“Wonderful . . . One of the finest memoirs I’ve read.” — Philip Caputo, Washington Post
In the summer of 2006, racing through Lebanon to report on the Israeli invasion, Anthony Shadid found himself in his family’s ancestral hometown of Marjayoun. There, he discovered his great-grandfather’s once magnificent estate in near ruins, devastated by war. One year later, Shadid returned to Marjayoun, not to chronicle the violence, but to rebuild in its wake.
So begins the story of a battle-scarred home and a journalist’s wounded spirit, and of how reconstructing the one came to fortify the other. In this bittersweet and resonant memoir, Shadid creates a mosaic of past and present, tracing the house’s renewal alongside the history of his family’s flight from Lebanon and resettlement in America around the turn of the twentieth century. In the process, he memorializes a lost world and provides profound insights into a shifting Middle East. This paperback edition includes an afterword by the journalist Nada Bakri, Anthony Shadid’s wife, reflecting on his legacy.
“A poignant dedication to family, to home, and to history . . . Breathtaking.” — San Francisco Chronicle
“Entertaining, informative, and deeply moving . . . House of Stone will stand a long time, for those fortunate enough to read it.” — Telegraph (London)
About the Author

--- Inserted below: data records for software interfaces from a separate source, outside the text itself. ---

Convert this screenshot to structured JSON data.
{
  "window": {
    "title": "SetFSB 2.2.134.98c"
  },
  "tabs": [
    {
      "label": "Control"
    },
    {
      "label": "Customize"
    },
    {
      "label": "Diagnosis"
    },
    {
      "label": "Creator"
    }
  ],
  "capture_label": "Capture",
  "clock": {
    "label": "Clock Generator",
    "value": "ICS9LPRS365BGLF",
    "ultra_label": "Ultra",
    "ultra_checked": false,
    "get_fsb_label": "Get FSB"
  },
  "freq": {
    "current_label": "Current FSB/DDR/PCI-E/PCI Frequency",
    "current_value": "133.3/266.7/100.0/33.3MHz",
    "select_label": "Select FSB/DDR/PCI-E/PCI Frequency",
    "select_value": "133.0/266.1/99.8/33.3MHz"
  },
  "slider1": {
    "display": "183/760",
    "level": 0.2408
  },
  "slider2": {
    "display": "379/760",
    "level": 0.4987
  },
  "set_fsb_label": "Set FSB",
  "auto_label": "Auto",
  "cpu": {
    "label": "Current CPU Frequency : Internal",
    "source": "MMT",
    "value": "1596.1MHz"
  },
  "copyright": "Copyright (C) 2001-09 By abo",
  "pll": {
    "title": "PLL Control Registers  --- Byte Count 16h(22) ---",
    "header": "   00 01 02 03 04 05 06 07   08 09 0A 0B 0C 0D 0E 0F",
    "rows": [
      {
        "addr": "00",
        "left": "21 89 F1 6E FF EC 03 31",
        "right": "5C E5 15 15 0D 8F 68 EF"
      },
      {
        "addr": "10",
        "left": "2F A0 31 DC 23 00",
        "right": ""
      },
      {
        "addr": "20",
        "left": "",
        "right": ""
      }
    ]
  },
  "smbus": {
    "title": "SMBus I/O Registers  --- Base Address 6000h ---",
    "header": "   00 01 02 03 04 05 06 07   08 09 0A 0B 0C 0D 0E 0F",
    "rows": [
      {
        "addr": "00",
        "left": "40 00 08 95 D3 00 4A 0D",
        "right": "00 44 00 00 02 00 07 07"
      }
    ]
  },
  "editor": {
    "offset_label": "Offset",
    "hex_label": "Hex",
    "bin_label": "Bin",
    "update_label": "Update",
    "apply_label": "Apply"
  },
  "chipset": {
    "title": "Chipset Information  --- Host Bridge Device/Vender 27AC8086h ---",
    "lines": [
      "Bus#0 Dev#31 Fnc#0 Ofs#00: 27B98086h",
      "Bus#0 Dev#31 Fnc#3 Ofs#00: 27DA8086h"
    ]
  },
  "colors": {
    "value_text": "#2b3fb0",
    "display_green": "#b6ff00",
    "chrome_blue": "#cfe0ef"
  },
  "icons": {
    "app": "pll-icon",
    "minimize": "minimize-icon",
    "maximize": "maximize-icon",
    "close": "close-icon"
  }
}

ANTHONY SHADID(1968-2012), author of Night Draws Near, was an unparalleled chronicler of the human stories behind the news. He gained attention and awards, including the Pulitzer Prize, for his front-page reports in the Washington Post from Iraq. As Middle East correspondent for the New York Times, he covered the Arab Spring from Egypt to Libya (where he was held captive in March, 2011) to Syria. In 2010, he earned his second Pulitzer. Tragically, on February 16, 2012, he died while on assignment in Syria.
"Six pages into this book, I said to myself, if Anthony Shadid continues like this, this book will be a classic. And page by page, he did continue, and he wrote a honest-to-God, hands-down, undeniable and instant classic. This is a book about war, and terrible loss, and a troubled region, and his own tattered family history, yes, but it’s written with the kind of levity and candor and lyricism we associate with, say, Junot Diaz — and that makes the book, improbably, both a compulsive read and one you don’t want to end. I have no idea how Shadid pulled all this off while talking about the history of modern Lebanon, how he balanced ribald humor and great warmth with the sorrow woven into a story like this, but anyway, we should all be grateful that he did." — Dave Eggers, author of Zeitoun and What Is the What "Anthony Shadid’s beautifully rendered memoir is a rich account of a man’s gradual immersion into the world of the Middle East and the culture of the Levant, a kingdom almost unrecognizable today, where the rooms and hallways of his great-grandfather’s house tell stories that will linger with every reader for decades." — André Aciman, author of Out of Egypt "House of Stone is poignant, aching, and at times laugh-out-loud funny . . . Shadid's writing is so lyrical it's like hearing a song." — David Finkel, author of the Pulitzer Prize-winning The Good Soldier "House of Stone is a haunting, beautifully realized piece of writing." — Nick Flynn, author of The Ticking Is the Bomb "What a beautiful introduction to a world that I knew so little about. House of Stone is engaging, poignant, and funny." — Abraham Verghese, author of Cutting for Stone "I was captivated, instantly, by Anthony Shadid's lushly evocative prose. Crumbling Ottoman outposts, doomed pashas, and roving bandits feel immediate, familiar, and relevant. Lose yourself in these pages, where empires linger, grandparents wander, and a battered Lebanon beckons us home. Savor it all. If Márquez had explored nonfiction, Macondo would feel as real as Marjayoun." — Dave Cullen, author of Columbine "Evocative and beautifully written, House of Stone . . . should be read by anyone who wishes to understand the agonies and hopes of the Middle East." — Kai Bird, Pulitzer Prize-winning historian and author of Crossing Mandelbaum Gate "In rebuilding his family home in southern Lebanon, Shadid commits an extraordinarily generous act of restoration for his wounded land, and for us all." — Annia Ciezadlo, author of Day of Honey "Few books provide such a subtle, yet powerful insight into the tragedy of today’s Middle East." — Amin Maalouf, author of Origins: A Memoir "A riveting, soulful, and candid journey . . ." — Robin Wright, author of Rock the Casbah —